        return storeStream;
    }

    public static T DeSerialize<T>(this Stream fromStream) where T: class
    {
        fromStream.Position = 0;
        var serializer = new DataContractSerializer(typeof(T));
        return serializer.ReadObject(fromStream) as T;
    }
}

This reduces code duplication in my tests. The below methods;

private void GivenAccountHasBeenSerialised()
{
    storeStream = new MemoryStream();
    serializer = new DataContractSerializer(typeof(BankAccount));
    serializer.WriteObject(storeStream, account);
} 

private void WhenDeserializingFromStream()
{
    storeStream.Position = 0;
    savedAccountDetails = this.serializer.ReadObject(storeStream) as BankAccount;
}

are replaced with these;

private void GivenAccountHasBeenSerialised()
{
   storeStream = account.Serialize();
}

private void WhenDeserializingFromStream()
{
    savedAccountDetails = storeStream.DeSerialize<BancAccount>();
}

This makes these methods redundant and we could move this code back into the test.

What we learnt

Creating a comprehensive suite of integration and acceptance tests did prevent our team deploying broken software. However, these were slow running tests and slowed us down.

Finding a way of moving these tests from integration to unit tests enabled us to be faster by reducing our feedback loop.

I’ve still got some more work to do on testing serialization but this method is easier to understand and more reliable than testing that attributes exist on your classes.

Testing serialization

A common problem I see is broken integration tests because objects can’t be serialised across service boundaries. It’s easy to forget to decorate a class or property with the DataContract attribute.

Catching this during integration tests can lead to large slow running test suites and wasted time troubleshooting, as it is rarely obvious what has the issue is.

One goal of continuous integration is to catch errors as early in the process as possible and it turns out this can be caught during unit tests.

It’s simple to add unit tests to ensure a class or property is decorated with the correct attribute;

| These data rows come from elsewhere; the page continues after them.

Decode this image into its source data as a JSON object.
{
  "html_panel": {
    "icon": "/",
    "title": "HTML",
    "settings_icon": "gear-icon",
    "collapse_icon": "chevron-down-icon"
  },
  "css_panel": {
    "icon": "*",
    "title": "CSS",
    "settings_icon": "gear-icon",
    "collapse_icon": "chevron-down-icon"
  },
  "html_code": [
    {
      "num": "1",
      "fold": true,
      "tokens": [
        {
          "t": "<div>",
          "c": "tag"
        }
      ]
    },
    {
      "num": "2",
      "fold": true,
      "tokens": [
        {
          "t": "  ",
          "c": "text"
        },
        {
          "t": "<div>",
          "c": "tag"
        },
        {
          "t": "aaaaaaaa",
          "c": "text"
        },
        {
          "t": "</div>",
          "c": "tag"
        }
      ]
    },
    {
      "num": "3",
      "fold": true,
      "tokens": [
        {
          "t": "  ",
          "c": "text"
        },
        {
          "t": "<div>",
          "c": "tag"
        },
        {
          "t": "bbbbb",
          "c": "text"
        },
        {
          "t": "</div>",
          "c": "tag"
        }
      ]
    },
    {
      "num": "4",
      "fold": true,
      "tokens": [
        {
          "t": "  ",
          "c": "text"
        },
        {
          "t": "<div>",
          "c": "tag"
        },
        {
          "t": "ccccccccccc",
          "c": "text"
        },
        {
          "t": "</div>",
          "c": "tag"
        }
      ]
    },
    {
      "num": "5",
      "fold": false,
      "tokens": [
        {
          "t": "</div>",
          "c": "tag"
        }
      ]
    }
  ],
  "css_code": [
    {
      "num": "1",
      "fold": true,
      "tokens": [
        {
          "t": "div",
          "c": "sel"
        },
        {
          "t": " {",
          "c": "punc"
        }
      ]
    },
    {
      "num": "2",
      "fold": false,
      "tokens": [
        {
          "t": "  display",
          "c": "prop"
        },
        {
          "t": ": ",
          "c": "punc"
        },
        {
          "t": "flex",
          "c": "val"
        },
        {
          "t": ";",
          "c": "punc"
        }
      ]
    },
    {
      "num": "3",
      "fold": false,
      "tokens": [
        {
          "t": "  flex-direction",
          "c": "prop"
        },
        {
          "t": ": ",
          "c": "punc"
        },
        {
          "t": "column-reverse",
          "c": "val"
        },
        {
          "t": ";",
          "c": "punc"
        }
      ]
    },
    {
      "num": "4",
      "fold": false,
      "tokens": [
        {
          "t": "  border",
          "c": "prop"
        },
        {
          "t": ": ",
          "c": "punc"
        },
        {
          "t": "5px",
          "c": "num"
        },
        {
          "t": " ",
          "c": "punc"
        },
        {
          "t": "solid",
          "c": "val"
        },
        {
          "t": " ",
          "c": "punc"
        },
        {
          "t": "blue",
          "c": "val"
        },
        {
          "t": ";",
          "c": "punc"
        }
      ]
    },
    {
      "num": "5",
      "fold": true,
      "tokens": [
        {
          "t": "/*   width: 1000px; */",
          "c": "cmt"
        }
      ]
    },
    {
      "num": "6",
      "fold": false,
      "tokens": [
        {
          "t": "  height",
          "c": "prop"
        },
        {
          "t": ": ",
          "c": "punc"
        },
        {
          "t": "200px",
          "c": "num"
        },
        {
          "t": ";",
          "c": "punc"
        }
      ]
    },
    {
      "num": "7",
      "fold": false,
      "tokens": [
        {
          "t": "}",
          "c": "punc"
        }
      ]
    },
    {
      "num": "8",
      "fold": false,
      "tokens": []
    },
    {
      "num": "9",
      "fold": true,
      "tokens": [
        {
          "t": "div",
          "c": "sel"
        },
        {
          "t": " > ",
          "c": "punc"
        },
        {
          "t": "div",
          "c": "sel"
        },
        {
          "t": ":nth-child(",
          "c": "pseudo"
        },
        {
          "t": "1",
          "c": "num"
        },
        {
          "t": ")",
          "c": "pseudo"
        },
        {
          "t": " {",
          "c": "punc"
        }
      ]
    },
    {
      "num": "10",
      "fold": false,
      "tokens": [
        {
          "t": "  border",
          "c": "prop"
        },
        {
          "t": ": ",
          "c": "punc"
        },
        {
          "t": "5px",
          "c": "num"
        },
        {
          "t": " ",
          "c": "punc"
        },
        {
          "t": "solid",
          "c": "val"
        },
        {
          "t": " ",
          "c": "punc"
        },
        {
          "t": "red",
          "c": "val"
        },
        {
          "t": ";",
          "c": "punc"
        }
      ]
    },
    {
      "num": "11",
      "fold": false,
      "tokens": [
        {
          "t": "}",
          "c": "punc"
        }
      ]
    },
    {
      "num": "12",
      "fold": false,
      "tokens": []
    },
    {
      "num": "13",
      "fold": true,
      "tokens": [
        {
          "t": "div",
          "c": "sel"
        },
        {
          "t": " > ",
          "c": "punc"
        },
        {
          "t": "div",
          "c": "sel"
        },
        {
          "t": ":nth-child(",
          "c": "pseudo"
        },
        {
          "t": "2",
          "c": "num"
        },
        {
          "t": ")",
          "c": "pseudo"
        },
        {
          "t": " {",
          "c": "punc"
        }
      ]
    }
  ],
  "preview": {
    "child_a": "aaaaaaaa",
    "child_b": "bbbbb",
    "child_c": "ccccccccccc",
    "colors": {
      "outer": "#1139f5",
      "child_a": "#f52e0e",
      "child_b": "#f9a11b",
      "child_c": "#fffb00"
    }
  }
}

[Test]     
public void DataMembersSetAsExpected()   
  {            
       var type = typeof(BankAccount);           
       Assert.That(type.IsDefined(
            typeof(System.Runtime.Serialization.DataContractAttribute), true));
       CheckForDataMemberAttribute(type, "SortCode"); 
  }
  private static void CheckForDataMemberAttribute(Type type, string property)
      {
          var idProperty = type.GetProperty(property);
          Assert.That(idProperty.IsDefined(
             typeof (System.Runtime.Serialization.DataMemberAttribute), true));
        }
    }

The main problem with this implementation is developers need to remember to update the test when a new property is added or removed.

It would be simple to refactor this to check all properties on a class using reflection.

However, this isn’t ideal as it will lead to false negatives as properties that won’t be serialised are still checked.

The approach I’ve adopted is to use the DataContractSerialiser to test if an object can serialised;

    [Test]
    public void Should_Serialise_across_service_boundary()
    {
        var s = new DataContractSerializer(typeof(BankAccount));
        var account = new BankAccount() { Owner = new Person() };
        s.WriteObject(new MemoryStream(), account);
    }

This has the advantage that it will only test properties that will be serialised and developers don’t have to remember to change the test when adding or removing properties.

Conclusion

Testing objects can be serialised in integration tests results in slow test suites and fails to catch the defect as early as possible.

One approach to unit testing serialisation is to verify classes have been decorated with the DataContract and DataMember attributes.

However, this leads to false positives when developers forget to refactor tests when adding properties.

The approach I am currently using it to use the DataContractSerialiser class to ensure a class instance can be successfully serialised.

running tests all the time

I’ve been using a great TDD tool called ncrunch (http://www.ncrunch.net/)

It’s a Visual Studio add-in that automatically runs tests in the background. It analyses your code changes and runs the affected tests.